- [Prompt]
Return the listing exactly, please; no pictures.

^^^^^^^^^^^^^^^^

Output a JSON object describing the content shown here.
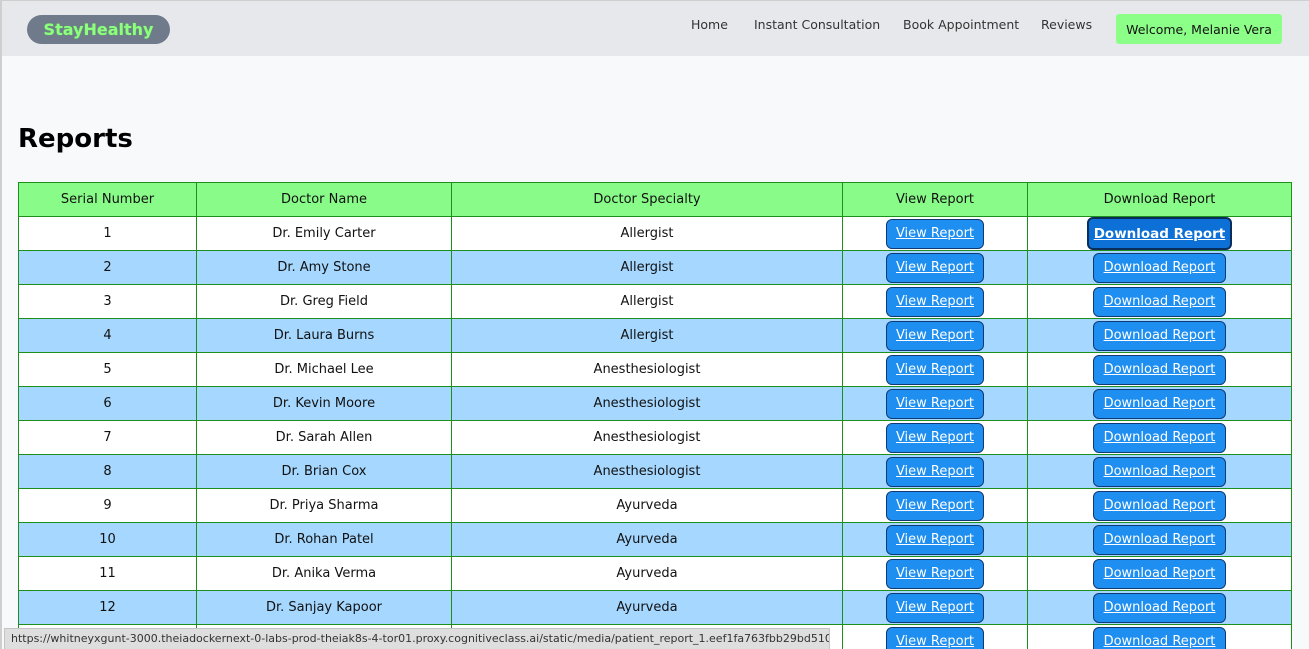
{
  "header": {
    "logo": "StayHealthy",
    "nav": [
      "Home",
      "Instant Consultation",
      "Book Appointment",
      "Reviews"
    ],
    "welcome": "Welcome, Melanie Vera"
  },
  "page": {
    "title": "Reports"
  },
  "table": {
    "headers": [
      "Serial Number",
      "Doctor Name",
      "Doctor Specialty",
      "View Report",
      "Download Report"
    ],
    "view_label": "View Report",
    "download_label": "Download Report",
    "rows": [
      {
        "serial": "1",
        "doctor": "Dr. Emily Carter",
        "specialty": "Allergist"
      },
      {
        "serial": "2",
        "doctor": "Dr. Amy Stone",
        "specialty": "Allergist"
      },
      {
        "serial": "3",
        "doctor": "Dr. Greg Field",
        "specialty": "Allergist"
      },
      {
        "serial": "4",
        "doctor": "Dr. Laura Burns",
        "specialty": "Allergist"
      },
      {
        "serial": "5",
        "doctor": "Dr. Michael Lee",
        "specialty": "Anesthesiologist"
      },
      {
        "serial": "6",
        "doctor": "Dr. Kevin Moore",
        "specialty": "Anesthesiologist"
      },
      {
        "serial": "7",
        "doctor": "Dr. Sarah Allen",
        "specialty": "Anesthesiologist"
      },
      {
        "serial": "8",
        "doctor": "Dr. Brian Cox",
        "specialty": "Anesthesiologist"
      },
      {
        "serial": "9",
        "doctor": "Dr. Priya Sharma",
        "specialty": "Ayurveda"
      },
      {
        "serial": "10",
        "doctor": "Dr. Rohan Patel",
        "specialty": "Ayurveda"
      },
      {
        "serial": "11",
        "doctor": "Dr. Anika Verma",
        "specialty": "Ayurveda"
      },
      {
        "serial": "12",
        "doctor": "Dr. Sanjay Kapoor",
        "specialty": "Ayurveda"
      },
      {
        "serial": "",
        "doctor": "",
        "specialty": ""
      }
    ]
  },
  "status_bar": {
    "url": "https://whitneyxgunt-3000.theiadockernext-0-labs-prod-theiak8s-4-tor01.proxy.cognitiveclass.ai/static/media/patient_report_1.eef1fa763fbb29bd510e.pdf"
  }
}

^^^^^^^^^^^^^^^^

- [Reply]
Output a JSON object describing the content shown here.
{
  "header": {
    "logo": "StayHealthy",
    "nav": [
      "Home",
      "Instant Consultation",
      "Book Appointment",
      "Reviews"
    ],
    "welcome": "Welcome, Melanie Vera"
  },
  "page": {
    "title": "Reports"
  },
  "table": {
    "headers": [
      "Serial Number",
      "Doctor Name",
      "Doctor Specialty",
      "View Report",
      "Download Report"
    ],
    "view_label": "View Report",
    "download_label": "Download Report",
    "rows": [
      {
        "serial": "1",
        "doctor": "Dr. Emily Carter",
        "specialty": "Allergist"
      },
      {
        "serial": "2",
        "doctor": "Dr. Amy Stone",
        "specialty": "Allergist"
      },
      {
        "serial": "3",
        "doctor": "Dr. Greg Field",
        "specialty": "Allergist"
      },
      {
        "serial": "4",
        "doctor": "Dr. Laura Burns",
        "specialty": "Allergist"
      },
      {
        "serial": "5",
        "doctor": "Dr. Michael Lee",
        "specialty": "Anesthesiologist"
      },
      {
        "serial": "6",
        "doctor": "Dr. Kevin Moore",
        "specialty": "Anesthesiologist"
      },
      {
        "serial": "7",
        "doctor": "Dr. Sarah Allen",
        "specialty": "Anesthesiologist"
      },
      {
        "serial": "8",
        "doctor": "Dr. Brian Cox",
        "specialty": "Anesthesiologist"
      },
      {
        "serial": "9",
        "doctor": "Dr. Priya Sharma",
        "specialty": "Ayurveda"
      },
      {
        "serial": "10",
        "doctor": "Dr. Rohan Patel",
        "specialty": "Ayurveda"
      },
      {
        "serial": "11",
        "doctor": "Dr. Anika Verma",
        "specialty": "Ayurveda"
      },
      {
        "serial": "12",
        "doctor": "Dr. Sanjay Kapoor",
        "specialty": "Ayurveda"
      },
      {
        "serial": "",
        "doctor": "",
        "specialty": ""
      }
    ]
  },
  "status_bar": {
    "url": "https://whitneyxgunt-3000.theiadockernext-0-labs-prod-theiak8s-4-tor01.proxy.cognitiveclass.ai/static/media/patient_report_1.eef1fa763fbb29bd510e.pdf"
  }
}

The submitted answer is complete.